So where do the chains come in? Well, as legal markets deregulate, global competition intensifies. English and American lawyers are beginning to find that lawyers from outside the jurisdiction (for example in India, South Africa or the Philippines)  are giving advice to their clients, based on domestic (i.e. UK and US) law. Admittedly in many cases the advice does not extend to the most complex work, but it is substantive legal advice and the lawyers involved are learning fast and their cost structure provides an attractive value proposition.

By contrast, there are relatively few Western lawyers who are able to give substantive legal advice in the emerging markets. Don’t get me wrong, they certainly exist, (and the practice of rotating trainees in the global firms is an excellent way to get genuine experience in other jurisdictions, which can then be taken back “home” and leveraged for many clients) but they are not widespread and are often fully utilised.

But (and here’s where the chains come in), there are many, many lawyers in the US and UK, who never get any hands on experience of advising on projects in other countries. The traditional model of qualifying in one jurisdiction, and advising solely on matters subject to the law of that country is being stretched by the needs of today’s clients. Add to this the inherent risk aversion of many lawyers, and the limits their professional indemnity insurance may put on their ability to give more general advice overseas, and I think we have a set of virtual chains that need to be thoroughly examined.

In thinking about this situation, I think particular attention needs to be given to the impact on tomorrow’s lawyers. How can firms equip their trainees and junior lawyers with the ability to advise clients across jurisdictions. I’m not advocating that lawyers attempt to have a detailed (and up to date) understanding of the law in multiple countries; for all but the brightest, that’s unrealistic. But, I believe an understanding of how to do business in some key countries outside their home jurisdiction, a grasp of the culture, some key legal basics, and a good network of local contacts, would go along way in providing some very valuable assets for the firms, and a set of skills and experience that would equip the lawyers for a very different legal marketplace in future. Not all lawyers will need this training, but increasingly, an excellent grasp of domestic law may not be enough to ensure success.

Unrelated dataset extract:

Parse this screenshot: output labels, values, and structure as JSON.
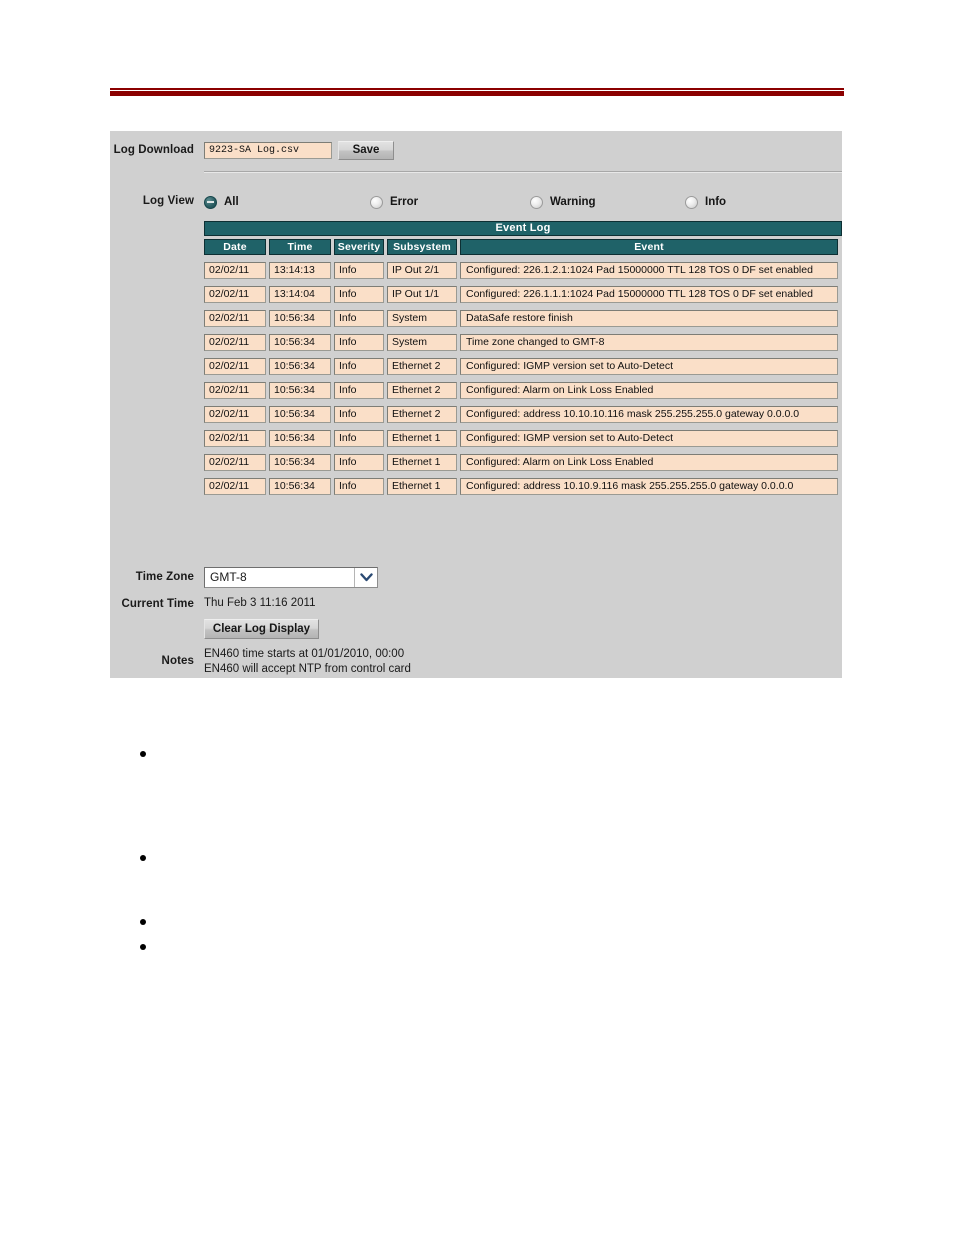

So go forth and break your chains, but if you invalidate your insurance doing it, please don’t blame me…..